Alternatives to Violence
The Alternatives to Violence Project (AVP) began in 1975, when a group
of inmates near New York City asked a local Quaker group to provide
them with non-violence training. Highly experiential in nature, the
workshop encourages participants to recognize that they can best find
their own answers to the conflicts they encounter.
AVP workshops focus on the following themes:
> Seeking that which is good in ourselves and others
> Community building skills: trust, respect, and inclusiveness
> Communication skills: deep listening, speaking with clarity, and responsibility
> Conflict Transformation
There are three levels of AVP training: Basic, Advanced, and Training
for Facilitators. All workshops last for three days and emphasize building
community among participants. The Basic workshop provides an initial
introduction to the concepts outlined above. In the Advanced workshops,
participants choose the thematic focus that they want to explore more
fully. Examples of such themes include fear, anger, forgiveness, or discrimination.
In the Training for Facilitators, participants learn the skills needed
to lead workshops on their own.
AGLI introduced AVP in Rwanda in 2001, Burundi in 2002, western Kenya
and Nairobi in 2003, and eastern Congo in 2005. These programs now all
have experienced, trained AVP facilitators plus lead facilitators who
can offer advanced workshops and training for facilitators. AVP is now
being used as a basic training for specific peace work in the region
when funding is available: for example, with youth in Kenya who experienced
the post-election violence and for returned Hutu and Tutsi refugees from

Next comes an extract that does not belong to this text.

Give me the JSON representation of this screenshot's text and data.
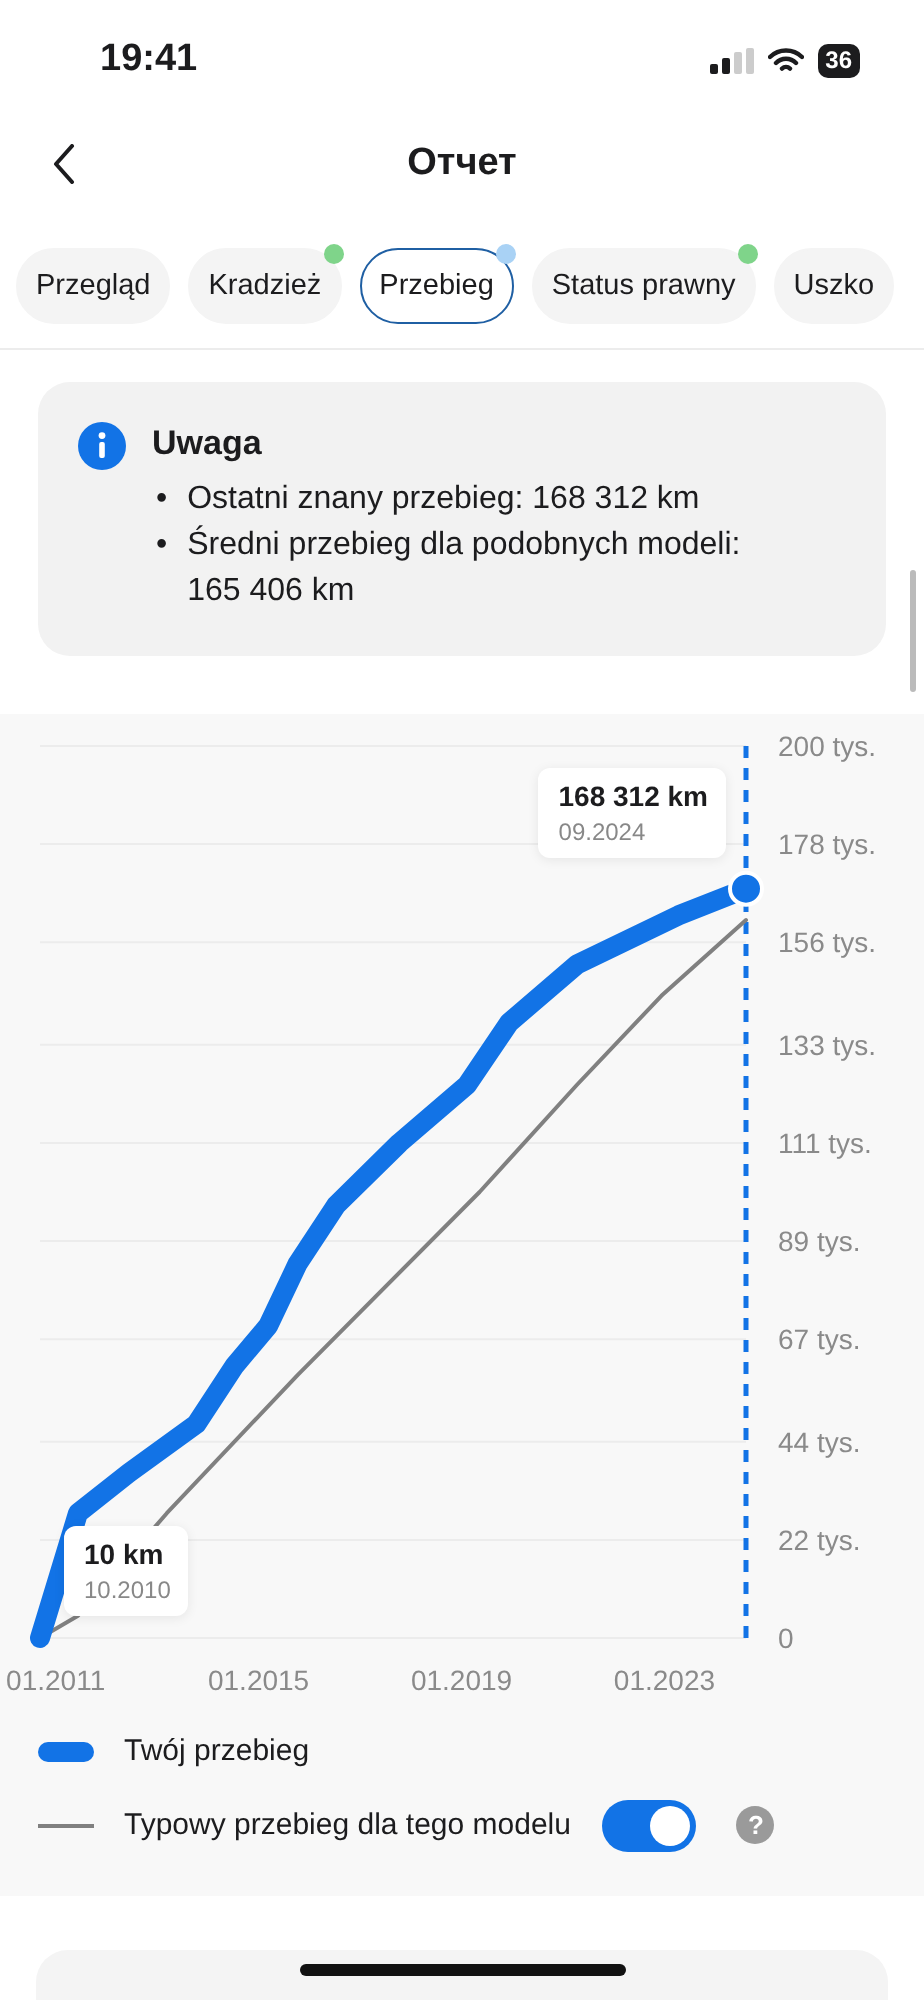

Tanzania that were resettled in Rwanda. AVP is now a tool, a well-developed
workshop that is used to obtain broader objectives.